◆ Task to complete: Write the records out again exactly, leaving no images in.

◆ Data under study:
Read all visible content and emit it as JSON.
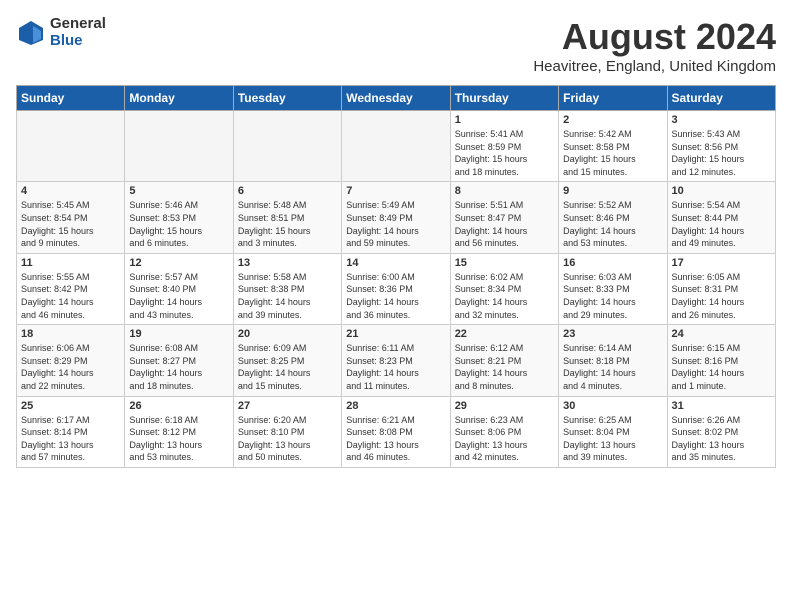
{
  "header": {
    "logo_general": "General",
    "logo_blue": "Blue",
    "month_title": "August 2024",
    "location": "Heavitree, England, United Kingdom"
  },
  "days_of_week": [
    "Sunday",
    "Monday",
    "Tuesday",
    "Wednesday",
    "Thursday",
    "Friday",
    "Saturday"
  ],
  "weeks": [
    [
      {
        "day": "",
        "info": ""
      },
      {
        "day": "",
        "info": ""
      },
      {
        "day": "",
        "info": ""
      },
      {
        "day": "",
        "info": ""
      },
      {
        "day": "1",
        "info": "Sunrise: 5:41 AM\nSunset: 8:59 PM\nDaylight: 15 hours\nand 18 minutes."
      },
      {
        "day": "2",
        "info": "Sunrise: 5:42 AM\nSunset: 8:58 PM\nDaylight: 15 hours\nand 15 minutes."
      },
      {
        "day": "3",
        "info": "Sunrise: 5:43 AM\nSunset: 8:56 PM\nDaylight: 15 hours\nand 12 minutes."
      }
    ],
    [
      {
        "day": "4",
        "info": "Sunrise: 5:45 AM\nSunset: 8:54 PM\nDaylight: 15 hours\nand 9 minutes."
      },
      {
        "day": "5",
        "info": "Sunrise: 5:46 AM\nSunset: 8:53 PM\nDaylight: 15 hours\nand 6 minutes."
      },
      {
        "day": "6",
        "info": "Sunrise: 5:48 AM\nSunset: 8:51 PM\nDaylight: 15 hours\nand 3 minutes."
      },
      {
        "day": "7",
        "info": "Sunrise: 5:49 AM\nSunset: 8:49 PM\nDaylight: 14 hours\nand 59 minutes."
      },
      {
        "day": "8",
        "info": "Sunrise: 5:51 AM\nSunset: 8:47 PM\nDaylight: 14 hours\nand 56 minutes."
      },
      {
        "day": "9",
        "info": "Sunrise: 5:52 AM\nSunset: 8:46 PM\nDaylight: 14 hours\nand 53 minutes."
      },
      {
        "day": "10",
        "info": "Sunrise: 5:54 AM\nSunset: 8:44 PM\nDaylight: 14 hours\nand 49 minutes."
      }
    ],
    [
      {
        "day": "11",
        "info": "Sunrise: 5:55 AM\nSunset: 8:42 PM\nDaylight: 14 hours\nand 46 minutes."
      },
      {
        "day": "12",
        "info": "Sunrise: 5:57 AM\nSunset: 8:40 PM\nDaylight: 14 hours\nand 43 minutes."
      },
      {
        "day": "13",
        "info": "Sunrise: 5:58 AM\nSunset: 8:38 PM\nDaylight: 14 hours\nand 39 minutes."
      },
      {
        "day": "14",
        "info": "Sunrise: 6:00 AM\nSunset: 8:36 PM\nDaylight: 14 hours\nand 36 minutes."
      },
      {
        "day": "15",
        "info": "Sunrise: 6:02 AM\nSunset: 8:34 PM\nDaylight: 14 hours\nand 32 minutes."
      },
      {
        "day": "16",
        "info": "Sunrise: 6:03 AM\nSunset: 8:33 PM\nDaylight: 14 hours\nand 29 minutes."
      },
      {
        "day": "17",
        "info": "Sunrise: 6:05 AM\nSunset: 8:31 PM\nDaylight: 14 hours\nand 26 minutes."
      }
    ],
    [
      {
        "day": "18",
        "info": "Sunrise: 6:06 AM\nSunset: 8:29 PM\nDaylight: 14 hours\nand 22 minutes."
      },
      {
        "day": "19",
        "info": "Sunrise: 6:08 AM\nSunset: 8:27 PM\nDaylight: 14 hours\nand 18 minutes."
      },
      {
        "day": "20",
        "info": "Sunrise: 6:09 AM\nSunset: 8:25 PM\nDaylight: 14 hours\nand 15 minutes."
      },
      {
        "day": "21",
        "info": "Sunrise: 6:11 AM\nSunset: 8:23 PM\nDaylight: 14 hours\nand 11 minutes."
      },
      {
        "day": "22",
        "info": "Sunrise: 6:12 AM\nSunset: 8:21 PM\nDaylight: 14 hours\nand 8 minutes."
      },
      {
        "day": "23",
        "info": "Sunrise: 6:14 AM\nSunset: 8:18 PM\nDaylight: 14 hours\nand 4 minutes."
      },
      {
        "day": "24",
        "info": "Sunrise: 6:15 AM\nSunset: 8:16 PM\nDaylight: 14 hours\nand 1 minute."
      }
    ],
    [
      {
        "day": "25",
        "info": "Sunrise: 6:17 AM\nSunset: 8:14 PM\nDaylight: 13 hours\nand 57 minutes."
      },
      {
        "day": "26",
        "info": "Sunrise: 6:18 AM\nSunset: 8:12 PM\nDaylight: 13 hours\nand 53 minutes."
      },
      {
        "day": "27",
        "info": "Sunrise: 6:20 AM\nSunset: 8:10 PM\nDaylight: 13 hours\nand 50 minutes."
      },
      {
        "day": "28",
        "info": "Sunrise: 6:21 AM\nSunset: 8:08 PM\nDaylight: 13 hours\nand 46 minutes."
      },
      {
        "day": "29",
        "info": "Sunrise: 6:23 AM\nSunset: 8:06 PM\nDaylight: 13 hours\nand 42 minutes."
      },
      {
        "day": "30",
        "info": "Sunrise: 6:25 AM\nSunset: 8:04 PM\nDaylight: 13 hours\nand 39 minutes."
      },
      {
        "day": "31",
        "info": "Sunrise: 6:26 AM\nSunset: 8:02 PM\nDaylight: 13 hours\nand 35 minutes."
      }
    ]
  ]
}
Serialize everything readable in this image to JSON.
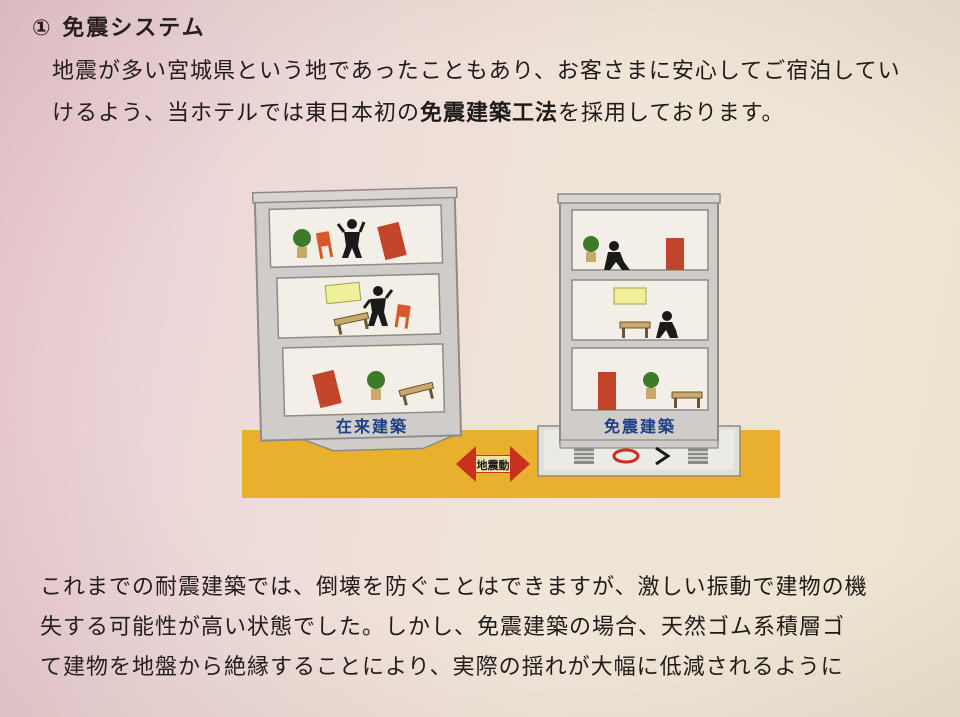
{
  "heading": "① 免震システム",
  "intro": {
    "line1": "地震が多い宮城県という地であったこともあり、お客さまに安心してご宿泊してい",
    "line2_a": "けるよう、当ホテルでは東日本初の",
    "line2_b": "免震建築工法",
    "line2_c": "を採用しております。"
  },
  "figure": {
    "left_label": "在来建築",
    "right_label": "免震建築",
    "arrow_label": "地震動",
    "colors": {
      "ground": "#e8b02c",
      "building_frame": "#cfccca",
      "building_inner": "#f2efe7",
      "label_blue": "#1c3f86",
      "arrow_red": "#c9301e",
      "furniture_red": "#c1442b",
      "chair_orange": "#d9572a",
      "plant_green": "#3d7a2a",
      "picture_yellow": "#eef09a",
      "desk_tan": "#c9a86a"
    }
  },
  "body": {
    "line1": "これまでの耐震建築では、倒壊を防ぐことはできますが、激しい振動で建物の機",
    "line2": "失する可能性が高い状態でした。しかし、免震建築の場合、天然ゴム系積層ゴ",
    "line3": "て建物を地盤から絶縁することにより、実際の揺れが大幅に低減されるように"
  }
}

◆ Solved problem:
Read all visible content and emit it as JSON.
{
  "header": {
    "logo_general": "General",
    "logo_blue": "Blue",
    "month_title": "August 2024",
    "location": "Heavitree, England, United Kingdom"
  },
  "days_of_week": [
    "Sunday",
    "Monday",
    "Tuesday",
    "Wednesday",
    "Thursday",
    "Friday",
    "Saturday"
  ],
  "weeks": [
    [
      {
        "day": "",
        "info": ""
      },
      {
        "day": "",
        "info": ""
      },
      {
        "day": "",
        "info": ""
      },
      {
        "day": "",
        "info": ""
      },
      {
        "day": "1",
        "info": "Sunrise: 5:41 AM\nSunset: 8:59 PM\nDaylight: 15 hours\nand 18 minutes."
      },
      {
        "day": "2",
        "info": "Sunrise: 5:42 AM\nSunset: 8:58 PM\nDaylight: 15 hours\nand 15 minutes."
      },
      {
        "day": "3",
        "info": "Sunrise: 5:43 AM\nSunset: 8:56 PM\nDaylight: 15 hours\nand 12 minutes."
      }
    ],
    [
      {
        "day": "4",
        "info": "Sunrise: 5:45 AM\nSunset: 8:54 PM\nDaylight: 15 hours\nand 9 minutes."
      },
      {
        "day": "5",
        "info": "Sunrise: 5:46 AM\nSunset: 8:53 PM\nDaylight: 15 hours\nand 6 minutes."
      },
      {
        "day": "6",
        "info": "Sunrise: 5:48 AM\nSunset: 8:51 PM\nDaylight: 15 hours\nand 3 minutes."
      },
      {
        "day": "7",
        "info": "Sunrise: 5:49 AM\nSunset: 8:49 PM\nDaylight: 14 hours\nand 59 minutes."
      },
      {
        "day": "8",
        "info": "Sunrise: 5:51 AM\nSunset: 8:47 PM\nDaylight: 14 hours\nand 56 minutes."
      },
      {
        "day": "9",
        "info": "Sunrise: 5:52 AM\nSunset: 8:46 PM\nDaylight: 14 hours\nand 53 minutes."
      },
      {
        "day": "10",
        "info": "Sunrise: 5:54 AM\nSunset: 8:44 PM\nDaylight: 14 hours\nand 49 minutes."
      }
    ],
    [
      {
        "day": "11",
        "info": "Sunrise: 5:55 AM\nSunset: 8:42 PM\nDaylight: 14 hours\nand 46 minutes."
      },
      {
        "day": "12",
        "info": "Sunrise: 5:57 AM\nSunset: 8:40 PM\nDaylight: 14 hours\nand 43 minutes."
      },
      {
        "day": "13",
        "info": "Sunrise: 5:58 AM\nSunset: 8:38 PM\nDaylight: 14 hours\nand 39 minutes."
      },
      {
        "day": "14",
        "info": "Sunrise: 6:00 AM\nSunset: 8:36 PM\nDaylight: 14 hours\nand 36 minutes."
      },
      {
        "day": "15",
        "info": "Sunrise: 6:02 AM\nSunset: 8:34 PM\nDaylight: 14 hours\nand 32 minutes."
      },
      {
        "day": "16",
        "info": "Sunrise: 6:03 AM\nSunset: 8:33 PM\nDaylight: 14 hours\nand 29 minutes."
      },
      {
        "day": "17",
        "info": "Sunrise: 6:05 AM\nSunset: 8:31 PM\nDaylight: 14 hours\nand 26 minutes."
      }
    ],
    [
      {
        "day": "18",
        "info": "Sunrise: 6:06 AM\nSunset: 8:29 PM\nDaylight: 14 hours\nand 22 minutes."
      },
      {
        "day": "19",
        "info": "Sunrise: 6:08 AM\nSunset: 8:27 PM\nDaylight: 14 hours\nand 18 minutes."
      },
      {
        "day": "20",
        "info": "Sunrise: 6:09 AM\nSunset: 8:25 PM\nDaylight: 14 hours\nand 15 minutes."
      },
      {
        "day": "21",
        "info": "Sunrise: 6:11 AM\nSunset: 8:23 PM\nDaylight: 14 hours\nand 11 minutes."
      },
      {
        "day": "22",
        "info": "Sunrise: 6:12 AM\nSunset: 8:21 PM\nDaylight: 14 hours\nand 8 minutes."
      },
      {
        "day": "23",
        "info": "Sunrise: 6:14 AM\nSunset: 8:18 PM\nDaylight: 14 hours\nand 4 minutes."
      },
      {
        "day": "24",
        "info": "Sunrise: 6:15 AM\nSunset: 8:16 PM\nDaylight: 14 hours\nand 1 minute."
      }
    ],
    [
      {
        "day": "25",
        "info": "Sunrise: 6:17 AM\nSunset: 8:14 PM\nDaylight: 13 hours\nand 57 minutes."
      },
      {
        "day": "26",
        "info": "Sunrise: 6:18 AM\nSunset: 8:12 PM\nDaylight: 13 hours\nand 53 minutes."
      },
      {
        "day": "27",
        "info": "Sunrise: 6:20 AM\nSunset: 8:10 PM\nDaylight: 13 hours\nand 50 minutes."
      },
      {
        "day": "28",
        "info": "Sunrise: 6:21 AM\nSunset: 8:08 PM\nDaylight: 13 hours\nand 46 minutes."
      },
      {
        "day": "29",
        "info": "Sunrise: 6:23 AM\nSunset: 8:06 PM\nDaylight: 13 hours\nand 42 minutes."
      },
      {
        "day": "30",
        "info": "Sunrise: 6:25 AM\nSunset: 8:04 PM\nDaylight: 13 hours\nand 39 minutes."
      },
      {
        "day": "31",
        "info": "Sunrise: 6:26 AM\nSunset: 8:02 PM\nDaylight: 13 hours\nand 35 minutes."
      }
    ]
  ]
}
Serialize everything readable in this image to JSON.
{
  "heading": "① 免震システム",
  "intro": {
    "line1": "地震が多い宮城県という地であったこともあり、お客さまに安心してご宿泊してい",
    "line2_a": "けるよう、当ホテルでは東日本初の",
    "line2_b": "免震建築工法",
    "line2_c": "を採用しております。"
  },
  "figure": {
    "left_label": "在来建築",
    "right_label": "免震建築",
    "arrow_label": "地震動",
    "colors": {
      "ground": "#e8b02c",
      "building_frame": "#cfccca",
      "building_inner": "#f2efe7",
      "label_blue": "#1c3f86",
      "arrow_red": "#c9301e",
      "furniture_red": "#c1442b",
      "chair_orange": "#d9572a",
      "plant_green": "#3d7a2a",
      "picture_yellow": "#eef09a",
      "desk_tan": "#c9a86a"
    }
  },
  "body": {
    "line1": "これまでの耐震建築では、倒壊を防ぐことはできますが、激しい振動で建物の機",
    "line2": "失する可能性が高い状態でした。しかし、免震建築の場合、天然ゴム系積層ゴ",
    "line3": "て建物を地盤から絶縁することにより、実際の揺れが大幅に低減されるように"
  }
}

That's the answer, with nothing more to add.